Shetland Ponies Today
The Shetland Pony is often mentioned in the media today. They make great children’s first ponies if they are properly broken. The Shetland Pony Stud Book Society Award Schemes for Ridden and Driven Ponies have resulted in the Shetland Pony now competing against all other large hairy native breeds in show ring. The Shetland Pony participates in the Shetland Pony National at the International Horse Show in Olympia in December. It also scurries at the Horse of the Year Show in Wembley, October. There are hundreds of other shows across Great Britain. Proud owners often show off their Shetland ponies and they often win against anyone else.
Shetland ponies, who are at home on their islands, can still be seen grazing along the roadsides or on the heathery hills, with their photogenic foals at their feet delighting tourists and photographers — looking wild, but all owned by proud local crofters.
You can see the Shetland pony in any color except spotted: black, chestnut or grey. The Shetland pony’s height is measured at the withers, unlike larger horses that are measured in hands. The Shetland pony is the smallest British native breed. Its maximum height is 42 inches, with a minimum of 28 inches.

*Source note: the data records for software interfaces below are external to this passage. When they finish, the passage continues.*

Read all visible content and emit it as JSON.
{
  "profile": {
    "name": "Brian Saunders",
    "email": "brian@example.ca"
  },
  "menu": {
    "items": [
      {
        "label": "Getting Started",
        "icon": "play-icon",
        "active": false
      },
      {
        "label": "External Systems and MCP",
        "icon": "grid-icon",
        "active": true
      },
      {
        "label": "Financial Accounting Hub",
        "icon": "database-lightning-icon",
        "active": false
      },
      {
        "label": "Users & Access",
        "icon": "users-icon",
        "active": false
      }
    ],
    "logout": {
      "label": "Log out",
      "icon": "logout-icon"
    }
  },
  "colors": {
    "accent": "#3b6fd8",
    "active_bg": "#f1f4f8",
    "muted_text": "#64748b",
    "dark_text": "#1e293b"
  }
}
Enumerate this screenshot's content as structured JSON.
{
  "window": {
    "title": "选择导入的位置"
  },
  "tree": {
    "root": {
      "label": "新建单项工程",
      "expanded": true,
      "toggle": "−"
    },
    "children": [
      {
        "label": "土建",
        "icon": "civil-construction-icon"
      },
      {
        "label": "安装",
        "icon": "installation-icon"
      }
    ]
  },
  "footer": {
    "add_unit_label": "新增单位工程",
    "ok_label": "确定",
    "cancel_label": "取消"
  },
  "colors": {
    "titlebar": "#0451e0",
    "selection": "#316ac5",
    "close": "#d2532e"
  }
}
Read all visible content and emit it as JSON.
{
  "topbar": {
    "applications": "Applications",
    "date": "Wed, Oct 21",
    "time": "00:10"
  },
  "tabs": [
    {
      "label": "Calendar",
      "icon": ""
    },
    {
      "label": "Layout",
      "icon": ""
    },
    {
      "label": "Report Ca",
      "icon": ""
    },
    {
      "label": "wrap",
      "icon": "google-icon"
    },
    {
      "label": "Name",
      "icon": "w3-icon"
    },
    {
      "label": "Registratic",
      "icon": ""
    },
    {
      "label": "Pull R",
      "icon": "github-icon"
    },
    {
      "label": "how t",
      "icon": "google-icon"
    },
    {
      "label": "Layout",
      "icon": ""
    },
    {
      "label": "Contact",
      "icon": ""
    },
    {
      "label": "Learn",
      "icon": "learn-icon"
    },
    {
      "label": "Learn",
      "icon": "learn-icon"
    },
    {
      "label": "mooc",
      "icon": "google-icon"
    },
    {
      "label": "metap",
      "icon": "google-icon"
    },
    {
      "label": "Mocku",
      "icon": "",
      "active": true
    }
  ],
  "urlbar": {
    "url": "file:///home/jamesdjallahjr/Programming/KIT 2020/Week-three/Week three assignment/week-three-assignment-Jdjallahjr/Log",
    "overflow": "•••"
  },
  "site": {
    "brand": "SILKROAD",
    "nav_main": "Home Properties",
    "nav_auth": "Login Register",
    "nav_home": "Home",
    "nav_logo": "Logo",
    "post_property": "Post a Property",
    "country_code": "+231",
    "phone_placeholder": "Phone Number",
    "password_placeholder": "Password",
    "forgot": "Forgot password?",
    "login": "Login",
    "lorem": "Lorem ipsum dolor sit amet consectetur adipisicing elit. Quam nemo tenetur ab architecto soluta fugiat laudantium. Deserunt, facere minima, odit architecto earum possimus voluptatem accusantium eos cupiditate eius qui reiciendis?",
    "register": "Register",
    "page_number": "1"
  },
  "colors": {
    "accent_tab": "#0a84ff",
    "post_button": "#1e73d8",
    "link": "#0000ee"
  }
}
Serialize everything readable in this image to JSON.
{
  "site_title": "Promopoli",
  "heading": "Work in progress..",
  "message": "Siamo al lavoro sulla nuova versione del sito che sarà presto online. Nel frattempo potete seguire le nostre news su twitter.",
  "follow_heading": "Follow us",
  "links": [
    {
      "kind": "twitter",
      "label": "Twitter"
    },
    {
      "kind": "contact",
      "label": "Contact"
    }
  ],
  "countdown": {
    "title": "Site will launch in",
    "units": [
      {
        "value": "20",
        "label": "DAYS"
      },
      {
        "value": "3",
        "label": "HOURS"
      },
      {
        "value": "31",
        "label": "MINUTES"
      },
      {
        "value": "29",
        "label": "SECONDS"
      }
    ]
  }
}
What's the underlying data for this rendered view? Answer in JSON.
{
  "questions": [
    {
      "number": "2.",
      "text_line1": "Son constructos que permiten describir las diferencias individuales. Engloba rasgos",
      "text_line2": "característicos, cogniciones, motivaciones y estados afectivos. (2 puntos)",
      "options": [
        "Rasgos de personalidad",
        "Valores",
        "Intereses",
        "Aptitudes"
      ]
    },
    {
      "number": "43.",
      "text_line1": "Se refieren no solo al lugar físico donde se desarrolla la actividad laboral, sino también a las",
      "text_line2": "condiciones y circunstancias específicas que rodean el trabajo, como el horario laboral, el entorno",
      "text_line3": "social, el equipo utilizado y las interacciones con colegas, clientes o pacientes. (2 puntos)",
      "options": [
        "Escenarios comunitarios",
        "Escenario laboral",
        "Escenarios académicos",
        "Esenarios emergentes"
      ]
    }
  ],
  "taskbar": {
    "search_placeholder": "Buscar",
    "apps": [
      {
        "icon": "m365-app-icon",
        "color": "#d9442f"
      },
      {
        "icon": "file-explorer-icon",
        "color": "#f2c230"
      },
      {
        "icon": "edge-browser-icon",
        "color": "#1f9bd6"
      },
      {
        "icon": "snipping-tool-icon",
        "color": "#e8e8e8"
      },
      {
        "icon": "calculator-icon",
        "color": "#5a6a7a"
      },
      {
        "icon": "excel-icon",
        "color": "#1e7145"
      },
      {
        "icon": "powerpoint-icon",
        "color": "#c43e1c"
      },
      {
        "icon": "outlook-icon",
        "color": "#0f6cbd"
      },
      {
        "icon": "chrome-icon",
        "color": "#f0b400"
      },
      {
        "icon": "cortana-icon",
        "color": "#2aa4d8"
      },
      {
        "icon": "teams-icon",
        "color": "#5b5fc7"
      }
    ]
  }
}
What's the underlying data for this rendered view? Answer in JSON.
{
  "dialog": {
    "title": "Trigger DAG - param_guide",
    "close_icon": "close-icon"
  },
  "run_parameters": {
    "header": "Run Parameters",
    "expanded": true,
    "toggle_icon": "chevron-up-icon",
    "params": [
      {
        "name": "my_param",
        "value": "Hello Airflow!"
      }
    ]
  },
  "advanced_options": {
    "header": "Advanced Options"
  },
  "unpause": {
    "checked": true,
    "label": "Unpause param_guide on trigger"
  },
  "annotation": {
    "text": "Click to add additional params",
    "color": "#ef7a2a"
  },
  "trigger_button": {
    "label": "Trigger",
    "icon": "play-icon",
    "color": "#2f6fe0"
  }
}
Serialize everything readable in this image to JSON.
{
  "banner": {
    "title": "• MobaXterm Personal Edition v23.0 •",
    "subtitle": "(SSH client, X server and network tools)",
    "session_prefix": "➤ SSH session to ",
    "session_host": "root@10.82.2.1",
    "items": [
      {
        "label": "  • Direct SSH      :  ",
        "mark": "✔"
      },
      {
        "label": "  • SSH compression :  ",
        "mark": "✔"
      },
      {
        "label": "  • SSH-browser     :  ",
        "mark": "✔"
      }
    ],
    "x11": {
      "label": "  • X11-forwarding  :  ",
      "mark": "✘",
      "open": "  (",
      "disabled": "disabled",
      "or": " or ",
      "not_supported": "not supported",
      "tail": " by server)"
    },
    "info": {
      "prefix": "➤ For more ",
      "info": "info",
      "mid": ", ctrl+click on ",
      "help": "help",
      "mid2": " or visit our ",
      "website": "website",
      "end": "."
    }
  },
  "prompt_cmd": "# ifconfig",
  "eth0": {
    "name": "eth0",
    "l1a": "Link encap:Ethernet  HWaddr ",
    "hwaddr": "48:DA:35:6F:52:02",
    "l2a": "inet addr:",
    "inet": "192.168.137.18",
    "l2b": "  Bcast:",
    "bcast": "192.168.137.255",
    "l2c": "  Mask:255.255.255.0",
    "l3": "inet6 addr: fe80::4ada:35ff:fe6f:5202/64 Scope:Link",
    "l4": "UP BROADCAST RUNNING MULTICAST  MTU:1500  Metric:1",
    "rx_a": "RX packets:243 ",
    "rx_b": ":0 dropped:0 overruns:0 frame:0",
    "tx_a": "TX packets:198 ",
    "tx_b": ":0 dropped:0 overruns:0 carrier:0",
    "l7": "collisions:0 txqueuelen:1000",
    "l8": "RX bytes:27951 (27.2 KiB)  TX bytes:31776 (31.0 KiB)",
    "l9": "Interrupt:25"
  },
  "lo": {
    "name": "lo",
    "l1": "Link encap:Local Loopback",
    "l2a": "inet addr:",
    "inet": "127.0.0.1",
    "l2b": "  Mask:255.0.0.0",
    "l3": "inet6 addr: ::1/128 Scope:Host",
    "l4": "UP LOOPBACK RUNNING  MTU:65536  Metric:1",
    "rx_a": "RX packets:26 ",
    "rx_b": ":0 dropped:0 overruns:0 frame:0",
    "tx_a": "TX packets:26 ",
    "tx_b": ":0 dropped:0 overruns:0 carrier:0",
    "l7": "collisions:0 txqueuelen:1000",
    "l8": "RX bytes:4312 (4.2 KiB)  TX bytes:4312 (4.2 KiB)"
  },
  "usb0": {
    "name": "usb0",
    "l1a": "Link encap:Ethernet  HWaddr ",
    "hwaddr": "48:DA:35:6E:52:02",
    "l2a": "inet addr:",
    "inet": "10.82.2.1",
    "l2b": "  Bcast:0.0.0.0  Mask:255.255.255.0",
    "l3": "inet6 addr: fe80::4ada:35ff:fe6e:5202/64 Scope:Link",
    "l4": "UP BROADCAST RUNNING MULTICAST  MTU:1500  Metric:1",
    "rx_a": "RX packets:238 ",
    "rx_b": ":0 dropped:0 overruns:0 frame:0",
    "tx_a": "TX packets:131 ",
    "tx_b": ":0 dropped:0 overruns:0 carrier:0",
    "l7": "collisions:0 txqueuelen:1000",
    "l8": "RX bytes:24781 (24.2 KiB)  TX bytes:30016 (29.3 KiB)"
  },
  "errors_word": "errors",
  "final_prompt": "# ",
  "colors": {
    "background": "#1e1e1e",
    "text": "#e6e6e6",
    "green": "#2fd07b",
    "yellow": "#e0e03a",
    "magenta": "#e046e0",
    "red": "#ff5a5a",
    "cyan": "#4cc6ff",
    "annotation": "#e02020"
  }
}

The Shetland is strong and durable for its size. The Shetland has a medium-sized head with a well-shaped mouth and jaw that can graze poor growth. The ears are medium-sized, and the eyes are large and friendly. The thick coat offers protection from the winter elements with its heavy tail and mane. To deal with the local ground conditions, the legs must move quickly and efficiently.
The Shetland pony was the most popular in show classes, except for those on the Shetland islands. This is likely because many Shetland ponies living on the British mainland could have been bred from heavy-black pony that was exported to the mines. To fit in with the natural environment, the pony that was preferred by islanders was any color. It had a lighter bone structure and was more free-moving.
The Shetland Pony Stud Book Society was established in 1890. Its purpose is to preserve the purity of Shetland ponies, and promote their breeding.
The Shetland Pony Stud Book Society was an important factor in maintaining the breed’s viability. The stud book accepted ponies no larger than 42 inches in height. This ensured that breeders weren’t tempted to produce large Welsh-like ponies. Shetlands will always be a special breed in the international equine market because they are small. Shetlands were the strongest and smallest ponies in the world, so they had little to no competition for the most difficult mine work.
Despite all the efforts of Stud Book Society, shetland market continued to fluctuate despite their best efforts. Breeders felt the pressure to sell their best stock south after years of over-breeding, low prices and years of over-breeding. 1956 saw the introduction of the Shetland Islands Premium Stallion program. This was a major stabilizing factor. The Department of Agriculture has provided a registered stallion of high quality to seven Shetland Islands common grazing scattalds. These include five on Unst and one in Walls. One in the South Mainland is for areas with established studs. The scheme also prohibits scrub stallions from being kept on the hill. All breeders now know the sires of their foals and can rest assured that the foals they produce will be of marketable quality.
A similar scheme for foals was established in 1983 after a major crash in the market. It is called the Premium Filly and Colt Scheme and encourages breeders keep good foals for breeding. Although it doesn’t have the same impact on the breed as the stallion program, it can help breeders in their lean years.